- What is expected -
Could you output each record below exactly as it stands and leave the pictures out?

Segment Start: Dataset

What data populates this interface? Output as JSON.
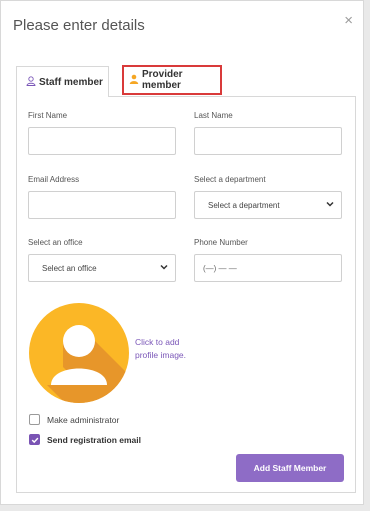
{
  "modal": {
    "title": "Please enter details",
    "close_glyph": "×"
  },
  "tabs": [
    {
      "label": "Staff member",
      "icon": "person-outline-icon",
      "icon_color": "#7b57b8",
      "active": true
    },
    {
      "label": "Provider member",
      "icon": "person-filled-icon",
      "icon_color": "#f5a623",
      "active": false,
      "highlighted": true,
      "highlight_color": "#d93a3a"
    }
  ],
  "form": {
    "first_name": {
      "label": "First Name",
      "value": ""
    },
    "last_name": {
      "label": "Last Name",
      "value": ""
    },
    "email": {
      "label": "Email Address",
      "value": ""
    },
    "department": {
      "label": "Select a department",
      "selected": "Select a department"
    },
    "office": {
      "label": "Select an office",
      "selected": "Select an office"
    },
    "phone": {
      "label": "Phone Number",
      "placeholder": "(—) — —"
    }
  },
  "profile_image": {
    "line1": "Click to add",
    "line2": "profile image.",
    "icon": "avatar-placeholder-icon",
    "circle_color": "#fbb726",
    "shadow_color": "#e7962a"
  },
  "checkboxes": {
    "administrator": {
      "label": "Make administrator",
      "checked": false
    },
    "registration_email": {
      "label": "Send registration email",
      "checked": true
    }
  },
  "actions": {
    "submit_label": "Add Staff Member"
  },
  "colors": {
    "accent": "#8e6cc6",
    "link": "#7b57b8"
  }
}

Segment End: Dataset

- Task result -
What data populates this interface? Output as JSON.
{
  "modal": {
    "title": "Please enter details",
    "close_glyph": "×"
  },
  "tabs": [
    {
      "label": "Staff member",
      "icon": "person-outline-icon",
      "icon_color": "#7b57b8",
      "active": true
    },
    {
      "label": "Provider member",
      "icon": "person-filled-icon",
      "icon_color": "#f5a623",
      "active": false,
      "highlighted": true,
      "highlight_color": "#d93a3a"
    }
  ],
  "form": {
    "first_name": {
      "label": "First Name",
      "value": ""
    },
    "last_name": {
      "label": "Last Name",
      "value": ""
    },
    "email": {
      "label": "Email Address",
      "value": ""
    },
    "department": {
      "label": "Select a department",
      "selected": "Select a department"
    },
    "office": {
      "label": "Select an office",
      "selected": "Select an office"
    },
    "phone": {
      "label": "Phone Number",
      "placeholder": "(—) — —"
    }
  },
  "profile_image": {
    "line1": "Click to add",
    "line2": "profile image.",
    "icon": "avatar-placeholder-icon",
    "circle_color": "#fbb726",
    "shadow_color": "#e7962a"
  },
  "checkboxes": {
    "administrator": {
      "label": "Make administrator",
      "checked": false
    },
    "registration_email": {
      "label": "Send registration email",
      "checked": true
    }
  },
  "actions": {
    "submit_label": "Add Staff Member"
  },
  "colors": {
    "accent": "#8e6cc6",
    "link": "#7b57b8"
  }
}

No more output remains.